**Exercise**
For each line below that contains the word "name", make a copy.

_ _ _ _ _ _ _

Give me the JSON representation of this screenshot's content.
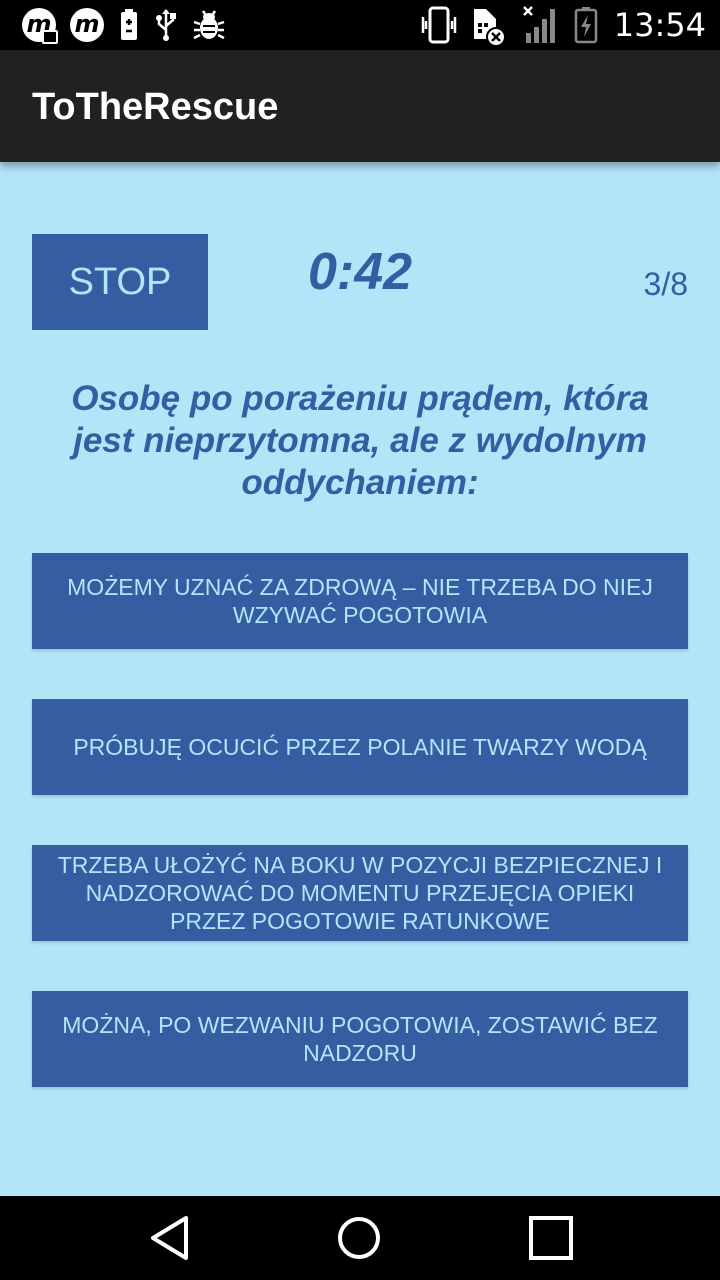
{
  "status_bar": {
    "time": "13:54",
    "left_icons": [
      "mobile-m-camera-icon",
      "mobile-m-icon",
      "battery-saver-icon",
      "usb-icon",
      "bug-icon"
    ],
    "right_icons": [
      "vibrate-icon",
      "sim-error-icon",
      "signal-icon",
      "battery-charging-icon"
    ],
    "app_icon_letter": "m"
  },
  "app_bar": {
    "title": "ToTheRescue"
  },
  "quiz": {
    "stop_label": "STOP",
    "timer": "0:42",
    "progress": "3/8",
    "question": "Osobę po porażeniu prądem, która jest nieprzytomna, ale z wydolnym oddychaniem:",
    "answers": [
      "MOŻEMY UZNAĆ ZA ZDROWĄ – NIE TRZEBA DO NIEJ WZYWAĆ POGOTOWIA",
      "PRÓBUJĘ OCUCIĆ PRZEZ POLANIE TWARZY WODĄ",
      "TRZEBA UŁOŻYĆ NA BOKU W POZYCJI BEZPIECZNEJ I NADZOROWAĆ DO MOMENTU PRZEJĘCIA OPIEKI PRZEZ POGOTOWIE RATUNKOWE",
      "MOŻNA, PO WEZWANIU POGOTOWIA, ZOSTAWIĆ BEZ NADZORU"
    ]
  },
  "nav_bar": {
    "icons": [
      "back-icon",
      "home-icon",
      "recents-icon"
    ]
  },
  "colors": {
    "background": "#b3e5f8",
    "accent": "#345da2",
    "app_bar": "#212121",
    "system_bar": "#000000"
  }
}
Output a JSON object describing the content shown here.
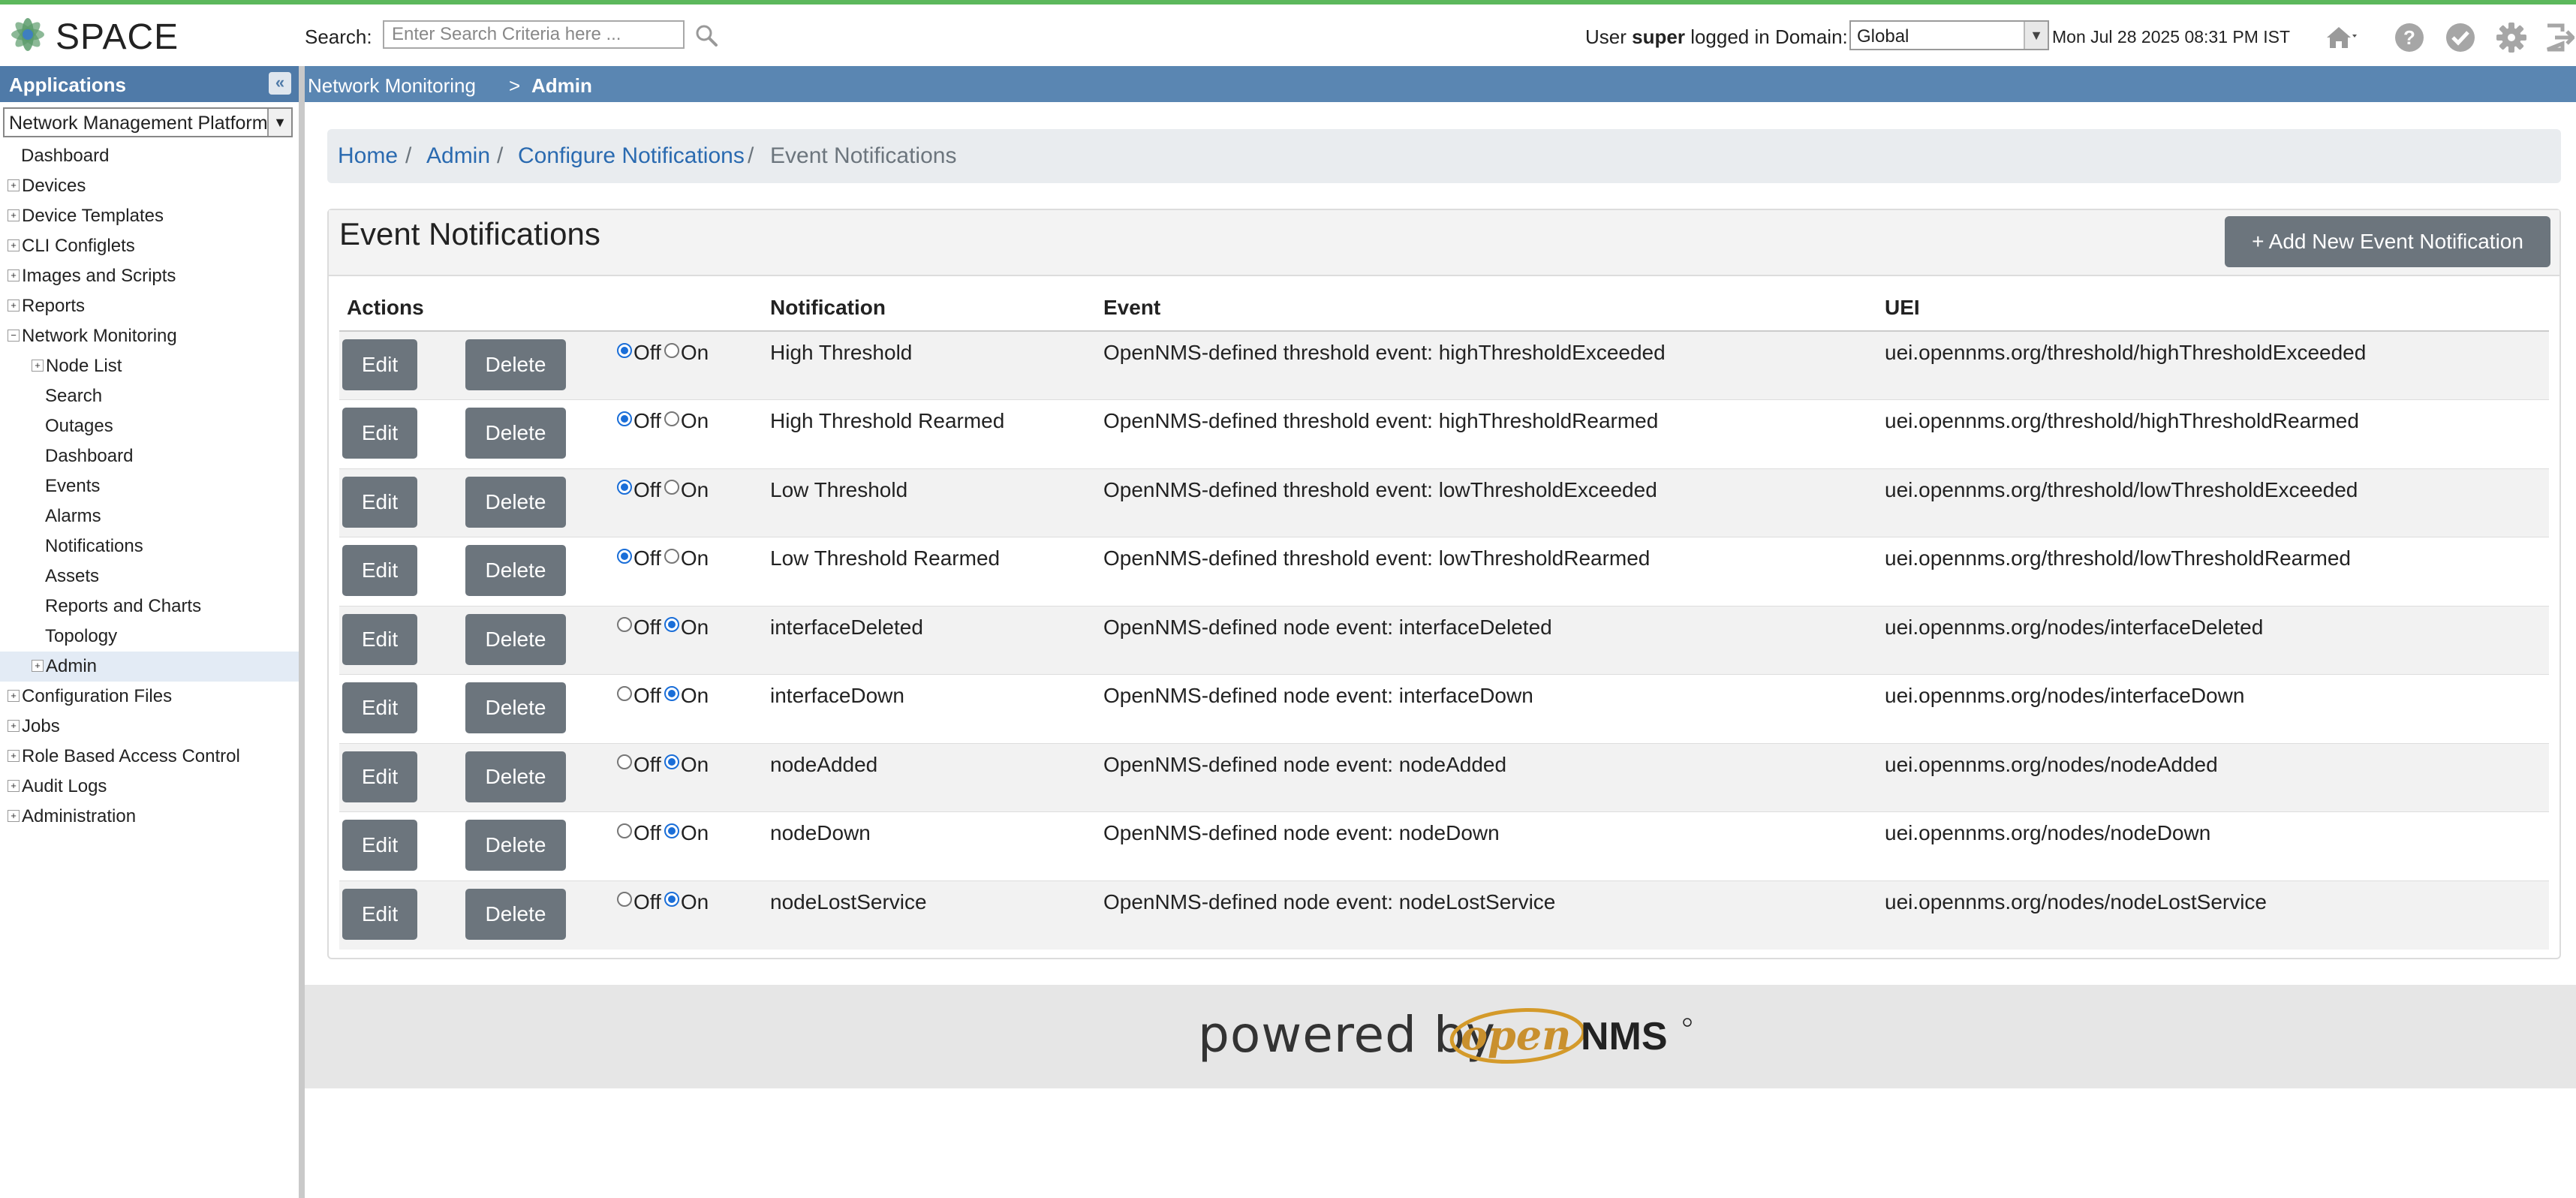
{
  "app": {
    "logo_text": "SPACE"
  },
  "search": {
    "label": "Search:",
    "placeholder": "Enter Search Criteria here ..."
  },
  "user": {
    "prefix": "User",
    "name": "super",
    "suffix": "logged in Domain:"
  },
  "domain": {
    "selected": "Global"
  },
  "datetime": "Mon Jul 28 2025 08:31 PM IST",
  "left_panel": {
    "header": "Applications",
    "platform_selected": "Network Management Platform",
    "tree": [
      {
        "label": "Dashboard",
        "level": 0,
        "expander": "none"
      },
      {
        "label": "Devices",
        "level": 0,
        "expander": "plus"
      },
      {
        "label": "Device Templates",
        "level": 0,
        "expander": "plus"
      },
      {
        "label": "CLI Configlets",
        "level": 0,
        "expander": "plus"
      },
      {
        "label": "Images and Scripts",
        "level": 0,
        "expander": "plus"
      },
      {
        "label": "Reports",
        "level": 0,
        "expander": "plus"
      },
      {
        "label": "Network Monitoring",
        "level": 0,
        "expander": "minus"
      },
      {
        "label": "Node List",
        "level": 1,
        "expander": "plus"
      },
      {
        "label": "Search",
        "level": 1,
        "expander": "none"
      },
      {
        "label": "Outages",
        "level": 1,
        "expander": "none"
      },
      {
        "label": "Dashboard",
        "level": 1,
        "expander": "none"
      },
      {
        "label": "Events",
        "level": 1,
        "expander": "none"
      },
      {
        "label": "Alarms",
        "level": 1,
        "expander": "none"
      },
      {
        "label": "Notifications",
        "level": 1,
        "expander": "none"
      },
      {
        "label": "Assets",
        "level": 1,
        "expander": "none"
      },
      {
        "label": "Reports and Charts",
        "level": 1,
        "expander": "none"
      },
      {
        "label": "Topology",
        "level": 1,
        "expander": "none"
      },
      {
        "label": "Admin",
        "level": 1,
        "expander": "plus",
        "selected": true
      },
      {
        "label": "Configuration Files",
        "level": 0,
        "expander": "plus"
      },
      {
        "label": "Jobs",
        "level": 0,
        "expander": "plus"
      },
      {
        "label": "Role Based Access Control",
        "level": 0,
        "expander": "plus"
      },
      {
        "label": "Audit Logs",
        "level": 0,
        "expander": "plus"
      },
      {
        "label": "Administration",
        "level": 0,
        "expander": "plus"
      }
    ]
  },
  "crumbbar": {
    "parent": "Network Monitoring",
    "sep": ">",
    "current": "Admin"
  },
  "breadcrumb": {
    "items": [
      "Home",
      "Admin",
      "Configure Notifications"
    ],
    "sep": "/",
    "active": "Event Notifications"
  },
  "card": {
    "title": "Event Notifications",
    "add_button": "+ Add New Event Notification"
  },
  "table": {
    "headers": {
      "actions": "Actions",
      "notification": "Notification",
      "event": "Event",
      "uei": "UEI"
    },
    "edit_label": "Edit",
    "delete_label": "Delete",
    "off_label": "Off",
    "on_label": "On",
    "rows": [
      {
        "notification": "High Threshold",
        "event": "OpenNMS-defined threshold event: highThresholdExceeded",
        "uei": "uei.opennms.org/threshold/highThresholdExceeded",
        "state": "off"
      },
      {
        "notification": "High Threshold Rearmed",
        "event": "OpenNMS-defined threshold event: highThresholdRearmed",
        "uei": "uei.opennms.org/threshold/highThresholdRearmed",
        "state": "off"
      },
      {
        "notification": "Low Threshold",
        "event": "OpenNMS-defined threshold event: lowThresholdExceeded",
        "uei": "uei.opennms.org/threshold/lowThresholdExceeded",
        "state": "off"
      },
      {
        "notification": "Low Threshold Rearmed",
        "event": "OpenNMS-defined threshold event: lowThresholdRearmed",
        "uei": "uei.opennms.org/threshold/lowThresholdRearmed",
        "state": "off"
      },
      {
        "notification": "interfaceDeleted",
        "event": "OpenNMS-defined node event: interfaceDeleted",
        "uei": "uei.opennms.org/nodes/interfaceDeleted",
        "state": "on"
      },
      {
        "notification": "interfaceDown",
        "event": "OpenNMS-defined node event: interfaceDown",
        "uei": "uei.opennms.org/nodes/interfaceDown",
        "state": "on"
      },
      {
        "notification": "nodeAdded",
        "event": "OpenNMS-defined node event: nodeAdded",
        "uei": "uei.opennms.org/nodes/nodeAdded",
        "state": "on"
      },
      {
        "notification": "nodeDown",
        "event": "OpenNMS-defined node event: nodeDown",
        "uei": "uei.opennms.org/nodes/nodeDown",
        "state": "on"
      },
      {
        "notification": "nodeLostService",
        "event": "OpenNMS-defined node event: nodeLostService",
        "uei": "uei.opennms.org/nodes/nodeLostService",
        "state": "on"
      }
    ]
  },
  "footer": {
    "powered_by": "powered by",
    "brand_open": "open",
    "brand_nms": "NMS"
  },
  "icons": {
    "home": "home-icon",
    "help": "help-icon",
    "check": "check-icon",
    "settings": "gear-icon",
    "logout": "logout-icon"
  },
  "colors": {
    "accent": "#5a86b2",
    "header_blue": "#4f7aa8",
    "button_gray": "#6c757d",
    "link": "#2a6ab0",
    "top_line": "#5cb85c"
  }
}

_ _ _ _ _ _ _

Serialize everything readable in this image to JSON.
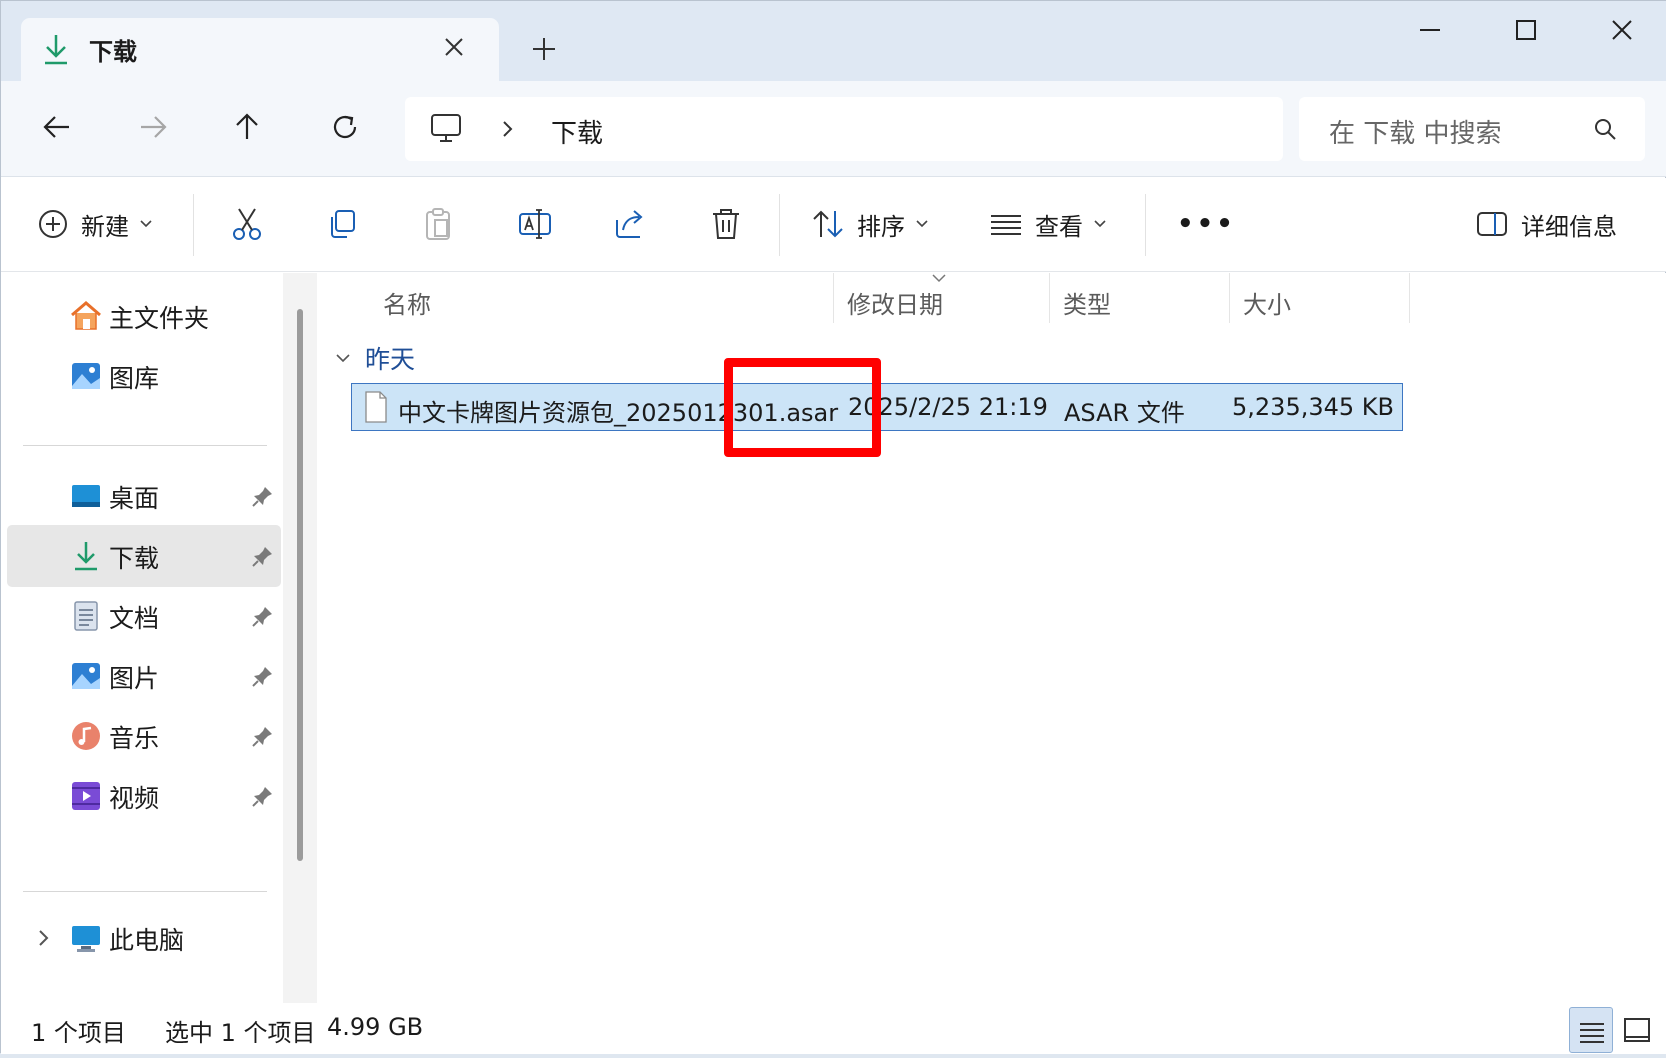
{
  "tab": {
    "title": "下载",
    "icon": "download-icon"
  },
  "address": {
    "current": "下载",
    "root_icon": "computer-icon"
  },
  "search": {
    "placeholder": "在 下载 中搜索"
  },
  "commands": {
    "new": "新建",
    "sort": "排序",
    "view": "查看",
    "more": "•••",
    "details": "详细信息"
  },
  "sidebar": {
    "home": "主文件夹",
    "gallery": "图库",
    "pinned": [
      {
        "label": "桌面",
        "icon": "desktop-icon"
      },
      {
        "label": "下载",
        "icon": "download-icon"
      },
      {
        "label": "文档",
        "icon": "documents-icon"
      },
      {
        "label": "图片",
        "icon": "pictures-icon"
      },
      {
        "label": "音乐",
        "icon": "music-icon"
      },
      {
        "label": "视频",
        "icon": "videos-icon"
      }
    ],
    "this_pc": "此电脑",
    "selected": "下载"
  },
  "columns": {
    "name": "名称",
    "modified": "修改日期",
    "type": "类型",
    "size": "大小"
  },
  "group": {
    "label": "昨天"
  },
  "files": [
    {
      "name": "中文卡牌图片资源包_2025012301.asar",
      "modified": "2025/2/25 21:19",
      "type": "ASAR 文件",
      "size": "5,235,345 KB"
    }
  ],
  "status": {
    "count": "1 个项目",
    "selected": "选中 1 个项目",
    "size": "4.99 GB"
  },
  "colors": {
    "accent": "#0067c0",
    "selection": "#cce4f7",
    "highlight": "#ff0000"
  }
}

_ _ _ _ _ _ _

**Solution to this problem**
    "name": "super",
    "name": "名称",
      "name": "中文卡牌图片资源包_2025012301.asar",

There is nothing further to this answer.